I love comic-based superhero movies. Spider-Man is a favorite because of the action scenes. However, it’s also about seeking revenge. Peter Parker wanted to kill Flint Marko (a.k.a Sandman) to avenge his Uncle Ben’s death. Harry Osborne attacked his bestfriend Peter to avenge his father Norman Osborne (a.k.a Green Goblin). And Eddie Brock (a.k.a Venom) wanted to seek revenge for Peter’s humiliation of him. One film, three revenges.

Hollywood films, and the rest of the world, tells us that hating our enemies and seeking revenge is okay. The Bible says otherwise. In fact, Jesus commands us to “Love your enemies!”

I find this one of the most outrageous sayings of Jesus. it’s counter-cultural in a world where everybody tries to get even. It’s also mind-boggling to have the words “love” and “enemies” in the same phrase.

In Luke 6:27-36, Jesus tells His disciples to love their enemies (v. 27). The word love (agapao) is the highest form of love, a committed kind of love. This is the same love that we are to give God and the people around us (Matthew 22:37-39, Mark 12:30-31, Luke 10:27). This is the same love that God has for the world, that made Him give His one and only Son, Jesus (John 3:16). This is the kind of love that we are to show our enemies.

Who are these enemies? These are the people who hate us (v. 27), curse us (v. 28), and abuse us (v. 28). In other words, they are anyone we are in conflict with.

Why did Jesus command this to His disciples? During Jesus’ time, there was a popular teaching to “love your neighbor and hate your enemy” (Matthew 5:43). “Loving your neighbor” is taken from Leviticus 19:18 and is also taught in the New Testament (Matthew 22:39, Mark 12:31, Luke 10:27; Romans 13:8-10, Galatians 5:14; James 2:8). But we don’t know where the “hating your enemy” came from. Some commentators say that the religious leaders just added it to justify their hate. Jesus dismantles this false teaching by telling His disciples, “Love your enemies.”

Loving our enemies is indeed a radical teaching. Its not natural. It is counter-cultural. In other words, it’s difficult—if not totally impossible. Many times, we even try to justify our vengeance and hate, just like the religious leaders.

So how are we to love our enemies? Jesus tells us to “do good to those who hate you, bless those who curse you, pray for those who abuse you” (vv. 27b-28).

What happens when we love our enemies? In verses 32-34, Jesus points out that if we only love those who love us, then we are no different from the world.
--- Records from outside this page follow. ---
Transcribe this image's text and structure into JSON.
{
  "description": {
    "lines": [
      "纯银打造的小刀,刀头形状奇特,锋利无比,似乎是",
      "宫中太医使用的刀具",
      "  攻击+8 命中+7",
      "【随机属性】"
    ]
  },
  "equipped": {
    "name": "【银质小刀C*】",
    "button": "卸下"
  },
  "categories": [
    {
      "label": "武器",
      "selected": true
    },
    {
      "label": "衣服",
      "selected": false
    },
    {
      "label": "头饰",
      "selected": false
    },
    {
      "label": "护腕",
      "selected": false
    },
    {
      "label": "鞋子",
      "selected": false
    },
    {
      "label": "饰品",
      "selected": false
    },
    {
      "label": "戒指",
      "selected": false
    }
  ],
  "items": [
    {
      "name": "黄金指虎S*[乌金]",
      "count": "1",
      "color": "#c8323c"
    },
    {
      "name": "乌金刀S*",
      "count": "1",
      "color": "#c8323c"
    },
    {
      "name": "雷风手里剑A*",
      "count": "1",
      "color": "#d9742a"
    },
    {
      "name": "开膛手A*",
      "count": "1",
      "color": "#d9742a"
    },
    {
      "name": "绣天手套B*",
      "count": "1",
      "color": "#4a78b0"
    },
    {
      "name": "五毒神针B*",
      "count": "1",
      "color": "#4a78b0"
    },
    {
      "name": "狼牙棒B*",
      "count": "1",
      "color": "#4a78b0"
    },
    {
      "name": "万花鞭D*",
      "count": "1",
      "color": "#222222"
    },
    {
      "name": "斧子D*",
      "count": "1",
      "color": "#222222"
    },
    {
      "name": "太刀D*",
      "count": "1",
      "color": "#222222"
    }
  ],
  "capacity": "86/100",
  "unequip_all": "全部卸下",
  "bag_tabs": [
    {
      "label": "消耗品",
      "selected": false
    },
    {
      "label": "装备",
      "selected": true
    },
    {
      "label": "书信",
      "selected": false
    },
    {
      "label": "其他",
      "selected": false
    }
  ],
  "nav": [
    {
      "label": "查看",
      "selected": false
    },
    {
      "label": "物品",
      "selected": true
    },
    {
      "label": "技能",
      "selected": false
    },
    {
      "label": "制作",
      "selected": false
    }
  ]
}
But when we also love our enemies, we show to the world that we are different. We prove to the world that we children of God (v. 35b).


  1. Forgive. First things first. The Bible tells us to forgive, as the Lord has forgiven us (Ephesians 4:32, Colossians 3:13). When we disobey or put this off, we are just storing-up anger and bitterness. We end up hurting and destroying ourselves. Forgiveness liberates us.
  2. Make reconciliation a priority. Matthew 5:23-24 says, “So if you are offering your gift at the altar and there remember that your brother has something against you, leave your gift there before the altar and go. First be reconciled to your brother, and then come and offer your gift.” If you have offended someone, go and be reconciled to that person. Make it a priority, even higher than corporate worship.
  3. Remember the gospel. We are sinners and have rebelled against a holy God, making us enemies of God (Romans 5:10). But because of Jesus’ death on the cross, we can be reconciled to Him. And why would Jesus die for His enemies? It’s because of love and grace (Romans 5:8).

Loving our enemies is no easy task. But we have to remind ourselves of Jesus. He sets us an example to follow. He loved those mocked, flogged, and crucified Him, even forgiving them at the cross (Luke 23:34). And ultimately, He loved us, who were once His enemies.

The reason why we can love our enemies is because Jesus loved His.



Writer’s Bio:  Enzo Cortes is a student-volunteer for Christ’s Commission Fellowship’s (CCF) youth ministry. He is active in reaching out to the students from Taft Schools. He also handles a small group of male college students and mentors them on Christian living and leadership. Enzo enjoys speaking for youth and young adult groups, inspiring them to live Christ-centered lives. He loves to write blogs, read Christian books and blogs, run long miles, drink coffee, and eat donuts.   This article was originally from the author’s blog at enzocortes.com